The Proposed State of West Texas
- Portal to Texas History
Texas, as a political entity, has had seven constitutions. This is both a marker of our status as the only state to be a republic, as well as our tumultuous history with governments and constitutional conventions.
In keeping with our West Texas theme last week, I want to highlight the item you see above - the Constitution of the State of West Texas. I first want to remark that this item is quite rare - being known in 11 copies at 9 holding institutions. Special Collections has two in the Edward A. Clark Texana Collection - one in yellow paper wrappers (as issued, above), and one bound in three quarter morocco and cloth. I initially thought that it might be the manifesto of a separatist group in West Texas, but that initial thought was quite wrong.
Perhaps a brief discourse on the six previous constitutions of Texas is in order. Our first constitution was enacted in 1827, when Texas was still a part of Mexico. Upon the declaration of the Republic of Texas, a new constitution was written and ratified in 1836. Unsurprisingly, at the annexation of Texas into the United States, a new state constitution was ratified in 1845.
Texas, seeking to protect the legal enslavement of African-Americans, seceded from the United States in 1861 - requiring a new constitution. Yet another was required after the end of the Confederate States in 1866. Texas called a convention for a new constitution in 1868, with the work of the convention concluding in 1869. (Our present constitution is the next revision, dated February 15, 1876 - fo r more information about this constitution, and the Redeemer Democrats in Texas, I commend Patrick G. Williams’ Beyond Redemption to you.
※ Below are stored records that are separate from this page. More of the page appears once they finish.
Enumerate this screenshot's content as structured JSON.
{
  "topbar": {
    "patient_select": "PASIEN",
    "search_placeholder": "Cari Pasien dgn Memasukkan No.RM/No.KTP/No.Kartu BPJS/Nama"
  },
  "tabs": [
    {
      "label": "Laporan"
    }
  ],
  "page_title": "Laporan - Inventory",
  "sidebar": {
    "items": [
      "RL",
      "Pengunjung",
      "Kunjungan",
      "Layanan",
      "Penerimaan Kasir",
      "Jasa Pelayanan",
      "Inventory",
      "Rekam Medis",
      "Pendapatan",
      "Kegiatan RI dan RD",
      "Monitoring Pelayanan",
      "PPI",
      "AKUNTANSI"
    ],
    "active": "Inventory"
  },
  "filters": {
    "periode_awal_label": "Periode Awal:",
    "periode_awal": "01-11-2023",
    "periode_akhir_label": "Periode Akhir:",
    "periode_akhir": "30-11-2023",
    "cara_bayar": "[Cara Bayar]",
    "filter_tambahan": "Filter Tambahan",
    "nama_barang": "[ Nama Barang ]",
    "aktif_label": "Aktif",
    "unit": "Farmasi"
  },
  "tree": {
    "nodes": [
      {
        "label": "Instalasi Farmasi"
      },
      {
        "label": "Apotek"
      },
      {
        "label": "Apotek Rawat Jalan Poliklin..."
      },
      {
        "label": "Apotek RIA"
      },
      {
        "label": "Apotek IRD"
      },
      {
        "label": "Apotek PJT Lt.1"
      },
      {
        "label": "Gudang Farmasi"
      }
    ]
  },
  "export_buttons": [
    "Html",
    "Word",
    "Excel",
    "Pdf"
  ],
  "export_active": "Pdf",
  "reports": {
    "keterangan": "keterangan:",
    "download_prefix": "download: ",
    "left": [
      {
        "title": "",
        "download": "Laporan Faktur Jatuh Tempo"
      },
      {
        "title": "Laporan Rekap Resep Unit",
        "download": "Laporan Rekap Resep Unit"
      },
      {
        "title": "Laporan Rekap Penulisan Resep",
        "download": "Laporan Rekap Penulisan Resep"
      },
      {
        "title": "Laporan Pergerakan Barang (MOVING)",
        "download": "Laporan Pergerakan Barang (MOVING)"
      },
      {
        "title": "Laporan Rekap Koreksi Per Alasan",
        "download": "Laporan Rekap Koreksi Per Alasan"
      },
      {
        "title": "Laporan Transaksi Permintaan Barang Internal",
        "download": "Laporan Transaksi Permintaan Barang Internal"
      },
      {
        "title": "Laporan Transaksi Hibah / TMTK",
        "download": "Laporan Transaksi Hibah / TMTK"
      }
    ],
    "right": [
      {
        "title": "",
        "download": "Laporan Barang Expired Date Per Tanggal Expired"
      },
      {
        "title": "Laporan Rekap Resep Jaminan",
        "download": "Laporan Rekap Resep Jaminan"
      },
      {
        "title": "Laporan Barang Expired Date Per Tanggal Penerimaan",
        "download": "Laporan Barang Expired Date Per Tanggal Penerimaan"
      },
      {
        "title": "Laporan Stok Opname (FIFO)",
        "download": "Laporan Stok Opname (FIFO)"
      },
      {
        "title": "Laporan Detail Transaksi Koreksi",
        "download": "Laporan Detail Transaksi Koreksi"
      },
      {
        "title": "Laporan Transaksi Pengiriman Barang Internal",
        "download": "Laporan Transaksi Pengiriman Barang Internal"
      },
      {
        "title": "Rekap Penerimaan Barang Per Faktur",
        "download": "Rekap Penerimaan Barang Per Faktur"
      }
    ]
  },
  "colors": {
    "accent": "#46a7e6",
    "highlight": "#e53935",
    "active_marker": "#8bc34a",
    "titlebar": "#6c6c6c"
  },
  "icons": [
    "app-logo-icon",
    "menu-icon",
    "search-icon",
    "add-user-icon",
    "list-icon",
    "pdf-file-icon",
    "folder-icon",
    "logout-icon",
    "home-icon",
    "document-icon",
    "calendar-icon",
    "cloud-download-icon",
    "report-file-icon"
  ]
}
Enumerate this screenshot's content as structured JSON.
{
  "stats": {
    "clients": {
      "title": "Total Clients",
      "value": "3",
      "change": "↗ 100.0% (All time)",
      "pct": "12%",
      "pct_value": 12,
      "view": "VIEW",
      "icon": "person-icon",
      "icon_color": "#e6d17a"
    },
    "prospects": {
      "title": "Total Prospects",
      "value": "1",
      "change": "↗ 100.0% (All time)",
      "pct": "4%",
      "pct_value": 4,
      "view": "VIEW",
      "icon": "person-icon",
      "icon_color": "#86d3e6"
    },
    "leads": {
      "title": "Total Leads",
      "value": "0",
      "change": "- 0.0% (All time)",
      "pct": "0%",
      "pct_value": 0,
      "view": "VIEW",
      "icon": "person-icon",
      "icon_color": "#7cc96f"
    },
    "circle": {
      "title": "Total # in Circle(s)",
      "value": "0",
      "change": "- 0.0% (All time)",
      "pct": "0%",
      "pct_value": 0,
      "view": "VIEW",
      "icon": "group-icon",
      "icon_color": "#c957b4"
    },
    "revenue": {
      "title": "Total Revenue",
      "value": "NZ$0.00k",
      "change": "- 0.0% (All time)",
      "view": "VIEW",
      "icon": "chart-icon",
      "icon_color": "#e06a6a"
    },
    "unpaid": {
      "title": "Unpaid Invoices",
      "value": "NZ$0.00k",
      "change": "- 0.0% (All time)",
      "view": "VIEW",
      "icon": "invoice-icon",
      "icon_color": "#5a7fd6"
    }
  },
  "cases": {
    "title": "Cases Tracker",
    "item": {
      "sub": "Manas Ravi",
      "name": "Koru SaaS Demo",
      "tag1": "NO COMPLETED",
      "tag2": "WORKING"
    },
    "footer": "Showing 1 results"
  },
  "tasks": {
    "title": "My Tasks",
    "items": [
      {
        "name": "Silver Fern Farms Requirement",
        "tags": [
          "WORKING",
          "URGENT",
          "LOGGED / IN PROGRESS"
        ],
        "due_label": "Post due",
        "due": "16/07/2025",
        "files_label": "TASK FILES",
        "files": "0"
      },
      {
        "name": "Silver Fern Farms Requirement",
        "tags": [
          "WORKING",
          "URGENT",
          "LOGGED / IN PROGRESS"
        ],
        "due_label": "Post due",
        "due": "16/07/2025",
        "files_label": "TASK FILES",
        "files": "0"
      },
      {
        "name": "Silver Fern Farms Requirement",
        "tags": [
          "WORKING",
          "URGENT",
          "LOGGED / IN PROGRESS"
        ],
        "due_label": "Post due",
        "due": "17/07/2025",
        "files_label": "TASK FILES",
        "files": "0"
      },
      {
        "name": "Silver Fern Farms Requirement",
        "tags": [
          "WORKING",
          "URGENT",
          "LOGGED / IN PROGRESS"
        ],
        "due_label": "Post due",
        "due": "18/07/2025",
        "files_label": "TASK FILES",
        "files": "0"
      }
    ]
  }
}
As part of the convention’s work, the question of dividing Texas into two states was raised. Pursuant to that question, a committee of seven delegates drafted this constitution, proposing the capitol of West Texas as San Antonio (then the only real center of settlement even remotely in West Texas). This item was likely printed in Austin (where the convention met) in either 1868 or 1869. The item has no imprint information. However, delegates chose to not divide Texas, leaving us with this very unusual product of the constitutional convention of 1868-1869.